Work instructions →
The answer must be the full listing, reproduced word for word.

Data for this task →
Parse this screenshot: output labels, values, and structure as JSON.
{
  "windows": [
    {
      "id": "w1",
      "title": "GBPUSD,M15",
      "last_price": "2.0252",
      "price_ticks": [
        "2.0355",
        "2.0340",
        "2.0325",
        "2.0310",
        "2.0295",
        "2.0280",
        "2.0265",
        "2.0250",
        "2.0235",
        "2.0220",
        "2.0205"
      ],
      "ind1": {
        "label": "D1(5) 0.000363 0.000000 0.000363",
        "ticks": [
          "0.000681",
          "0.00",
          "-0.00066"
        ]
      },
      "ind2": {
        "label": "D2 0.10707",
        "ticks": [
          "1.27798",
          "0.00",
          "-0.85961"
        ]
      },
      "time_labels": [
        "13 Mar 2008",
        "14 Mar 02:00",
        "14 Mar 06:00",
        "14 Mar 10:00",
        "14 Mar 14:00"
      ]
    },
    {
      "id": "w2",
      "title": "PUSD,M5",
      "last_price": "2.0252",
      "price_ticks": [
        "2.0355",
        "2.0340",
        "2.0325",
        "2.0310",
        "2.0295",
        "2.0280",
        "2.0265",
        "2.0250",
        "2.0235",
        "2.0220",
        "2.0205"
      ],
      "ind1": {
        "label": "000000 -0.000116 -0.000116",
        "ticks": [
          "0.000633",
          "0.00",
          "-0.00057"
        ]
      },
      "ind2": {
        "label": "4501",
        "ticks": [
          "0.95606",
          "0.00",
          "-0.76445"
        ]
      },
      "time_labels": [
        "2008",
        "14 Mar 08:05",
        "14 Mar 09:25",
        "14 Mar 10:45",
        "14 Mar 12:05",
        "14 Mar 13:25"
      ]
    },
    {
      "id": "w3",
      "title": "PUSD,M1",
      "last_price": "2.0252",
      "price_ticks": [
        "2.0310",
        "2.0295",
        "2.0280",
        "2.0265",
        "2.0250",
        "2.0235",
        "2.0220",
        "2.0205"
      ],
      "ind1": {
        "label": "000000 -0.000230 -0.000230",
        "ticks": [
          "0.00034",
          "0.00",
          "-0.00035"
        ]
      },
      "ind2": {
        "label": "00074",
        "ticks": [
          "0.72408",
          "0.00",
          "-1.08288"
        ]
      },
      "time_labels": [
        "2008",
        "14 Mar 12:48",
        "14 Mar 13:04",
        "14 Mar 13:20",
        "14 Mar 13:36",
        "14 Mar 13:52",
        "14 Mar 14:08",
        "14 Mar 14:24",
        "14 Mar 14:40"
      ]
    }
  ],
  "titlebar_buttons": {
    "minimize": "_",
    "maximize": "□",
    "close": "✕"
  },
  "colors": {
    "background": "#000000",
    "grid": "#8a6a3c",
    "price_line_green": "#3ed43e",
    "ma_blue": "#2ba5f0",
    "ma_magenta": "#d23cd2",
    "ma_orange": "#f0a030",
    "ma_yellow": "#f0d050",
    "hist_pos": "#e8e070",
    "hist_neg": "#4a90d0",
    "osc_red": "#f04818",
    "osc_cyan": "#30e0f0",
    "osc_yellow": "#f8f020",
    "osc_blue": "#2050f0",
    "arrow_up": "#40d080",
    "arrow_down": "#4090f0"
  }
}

Answer to this problem →
Parse this screenshot: output labels, values, and structure as JSON.
{
  "windows": [
    {
      "id": "w1",
      "title": "GBPUSD,M15",
      "last_price": "2.0252",
      "price_ticks": [
        "2.0355",
        "2.0340",
        "2.0325",
        "2.0310",
        "2.0295",
        "2.0280",
        "2.0265",
        "2.0250",
        "2.0235",
        "2.0220",
        "2.0205"
      ],
      "ind1": {
        "label": "D1(5) 0.000363 0.000000 0.000363",
        "ticks": [
          "0.000681",
          "0.00",
          "-0.00066"
        ]
      },
      "ind2": {
        "label": "D2 0.10707",
        "ticks": [
          "1.27798",
          "0.00",
          "-0.85961"
        ]
      },
      "time_labels": [
        "13 Mar 2008",
        "14 Mar 02:00",
        "14 Mar 06:00",
        "14 Mar 10:00",
        "14 Mar 14:00"
      ]
    },
    {
      "id": "w2",
      "title": "PUSD,M5",
      "last_price": "2.0252",
      "price_ticks": [
        "2.0355",
        "2.0340",
        "2.0325",
        "2.0310",
        "2.0295",
        "2.0280",
        "2.0265",
        "2.0250",
        "2.0235",
        "2.0220",
        "2.0205"
      ],
      "ind1": {
        "label": "000000 -0.000116 -0.000116",
        "ticks": [
          "0.000633",
          "0.00",
          "-0.00057"
        ]
      },
      "ind2": {
        "label": "4501",
        "ticks": [
          "0.95606",
          "0.00",
          "-0.76445"
        ]
      },
      "time_labels": [
        "2008",
        "14 Mar 08:05",
        "14 Mar 09:25",
        "14 Mar 10:45",
        "14 Mar 12:05",
        "14 Mar 13:25"
      ]
    },
    {
      "id": "w3",
      "title": "PUSD,M1",
      "last_price": "2.0252",
      "price_ticks": [
        "2.0310",
        "2.0295",
        "2.0280",
        "2.0265",
        "2.0250",
        "2.0235",
        "2.0220",
        "2.0205"
      ],
      "ind1": {
        "label": "000000 -0.000230 -0.000230",
        "ticks": [
          "0.00034",
          "0.00",
          "-0.00035"
        ]
      },
      "ind2": {
        "label": "00074",
        "ticks": [
          "0.72408",
          "0.00",
          "-1.08288"
        ]
      },
      "time_labels": [
        "2008",
        "14 Mar 12:48",
        "14 Mar 13:04",
        "14 Mar 13:20",
        "14 Mar 13:36",
        "14 Mar 13:52",
        "14 Mar 14:08",
        "14 Mar 14:24",
        "14 Mar 14:40"
      ]
    }
  ],
  "titlebar_buttons": {
    "minimize": "_",
    "maximize": "□",
    "close": "✕"
  },
  "colors": {
    "background": "#000000",
    "grid": "#8a6a3c",
    "price_line_green": "#3ed43e",
    "ma_blue": "#2ba5f0",
    "ma_magenta": "#d23cd2",
    "ma_orange": "#f0a030",
    "ma_yellow": "#f0d050",
    "hist_pos": "#e8e070",
    "hist_neg": "#4a90d0",
    "osc_red": "#f04818",
    "osc_cyan": "#30e0f0",
    "osc_yellow": "#f8f020",
    "osc_blue": "#2050f0",
    "arrow_up": "#40d080",
    "arrow_down": "#4090f0"
  }
}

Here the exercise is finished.